_YOUR TASK_
Leave the pictures out, and print everything else in the records exactly.

_PROVIDED INFORMATION_
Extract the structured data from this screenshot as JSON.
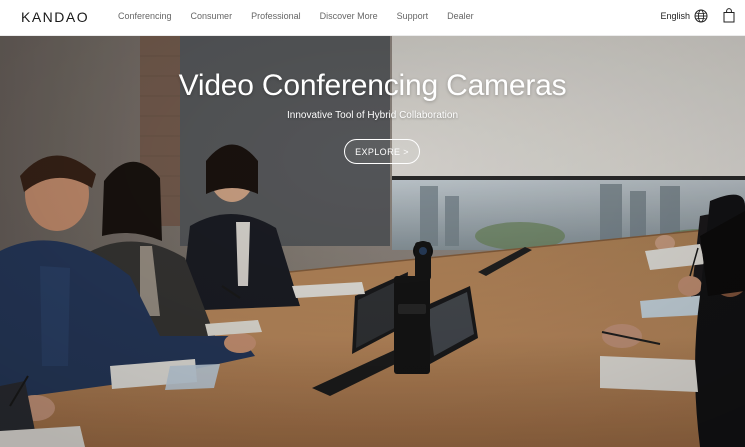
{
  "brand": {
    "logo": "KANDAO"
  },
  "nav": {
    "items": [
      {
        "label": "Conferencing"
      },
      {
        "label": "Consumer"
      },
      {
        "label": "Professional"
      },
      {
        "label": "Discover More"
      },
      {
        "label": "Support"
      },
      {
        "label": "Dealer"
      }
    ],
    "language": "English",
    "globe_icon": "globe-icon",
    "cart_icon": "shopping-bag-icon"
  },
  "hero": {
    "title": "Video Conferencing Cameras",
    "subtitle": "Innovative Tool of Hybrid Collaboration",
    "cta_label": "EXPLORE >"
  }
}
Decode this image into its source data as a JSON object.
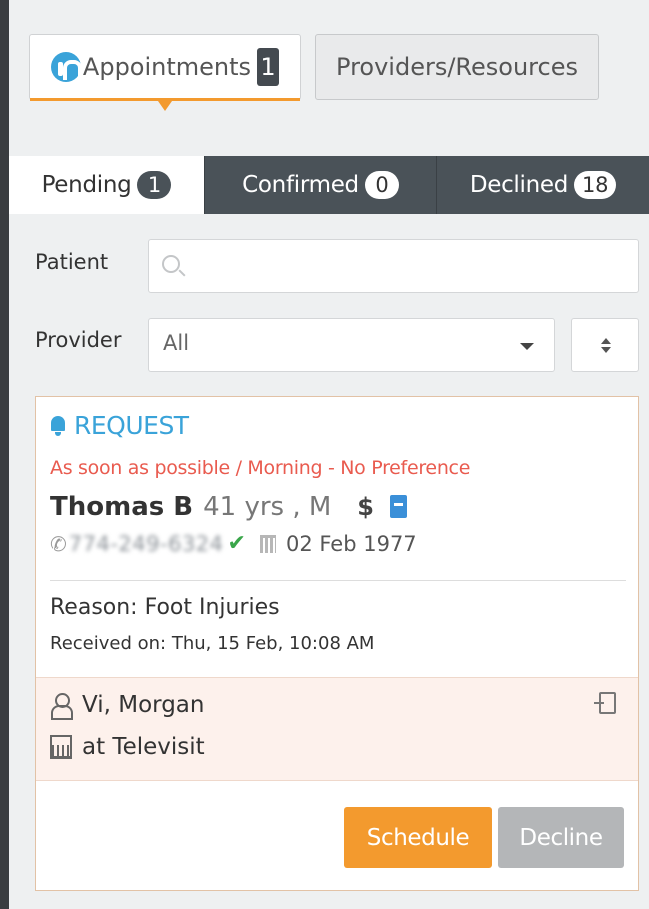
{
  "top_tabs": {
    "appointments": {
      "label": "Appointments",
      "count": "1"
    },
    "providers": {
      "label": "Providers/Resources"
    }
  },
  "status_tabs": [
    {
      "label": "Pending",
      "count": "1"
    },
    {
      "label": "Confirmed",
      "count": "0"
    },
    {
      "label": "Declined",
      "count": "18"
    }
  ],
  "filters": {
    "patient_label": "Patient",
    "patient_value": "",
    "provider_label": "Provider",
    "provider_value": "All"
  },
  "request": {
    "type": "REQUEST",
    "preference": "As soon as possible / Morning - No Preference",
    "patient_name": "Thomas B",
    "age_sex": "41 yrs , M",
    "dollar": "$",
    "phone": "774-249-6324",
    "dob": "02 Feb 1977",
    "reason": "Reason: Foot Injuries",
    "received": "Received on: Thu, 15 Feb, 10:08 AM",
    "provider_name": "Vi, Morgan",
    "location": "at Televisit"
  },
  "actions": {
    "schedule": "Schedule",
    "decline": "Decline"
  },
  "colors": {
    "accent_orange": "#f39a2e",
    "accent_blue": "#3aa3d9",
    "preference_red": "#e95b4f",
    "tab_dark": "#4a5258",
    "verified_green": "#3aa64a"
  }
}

_SOLUTION FOR THIS TASK_
Extract the structured data from this screenshot as JSON.
{
  "brand": {
    "logo": "KANDAO"
  },
  "nav": {
    "items": [
      {
        "label": "Conferencing"
      },
      {
        "label": "Consumer"
      },
      {
        "label": "Professional"
      },
      {
        "label": "Discover More"
      },
      {
        "label": "Support"
      },
      {
        "label": "Dealer"
      }
    ],
    "language": "English",
    "globe_icon": "globe-icon",
    "cart_icon": "shopping-bag-icon"
  },
  "hero": {
    "title": "Video Conferencing Cameras",
    "subtitle": "Innovative Tool of Hybrid Collaboration",
    "cta_label": "EXPLORE >"
  }
}
Decode this image into its source data as a JSON object.
{
  "top_tabs": {
    "appointments": {
      "label": "Appointments",
      "count": "1"
    },
    "providers": {
      "label": "Providers/Resources"
    }
  },
  "status_tabs": [
    {
      "label": "Pending",
      "count": "1"
    },
    {
      "label": "Confirmed",
      "count": "0"
    },
    {
      "label": "Declined",
      "count": "18"
    }
  ],
  "filters": {
    "patient_label": "Patient",
    "patient_value": "",
    "provider_label": "Provider",
    "provider_value": "All"
  },
  "request": {
    "type": "REQUEST",
    "preference": "As soon as possible / Morning - No Preference",
    "patient_name": "Thomas B",
    "age_sex": "41 yrs , M",
    "dollar": "$",
    "phone": "774-249-6324",
    "dob": "02 Feb 1977",
    "reason": "Reason: Foot Injuries",
    "received": "Received on: Thu, 15 Feb, 10:08 AM",
    "provider_name": "Vi, Morgan",
    "location": "at Televisit"
  },
  "actions": {
    "schedule": "Schedule",
    "decline": "Decline"
  },
  "colors": {
    "accent_orange": "#f39a2e",
    "accent_blue": "#3aa3d9",
    "preference_red": "#e95b4f",
    "tab_dark": "#4a5258",
    "verified_green": "#3aa64a"
  }
}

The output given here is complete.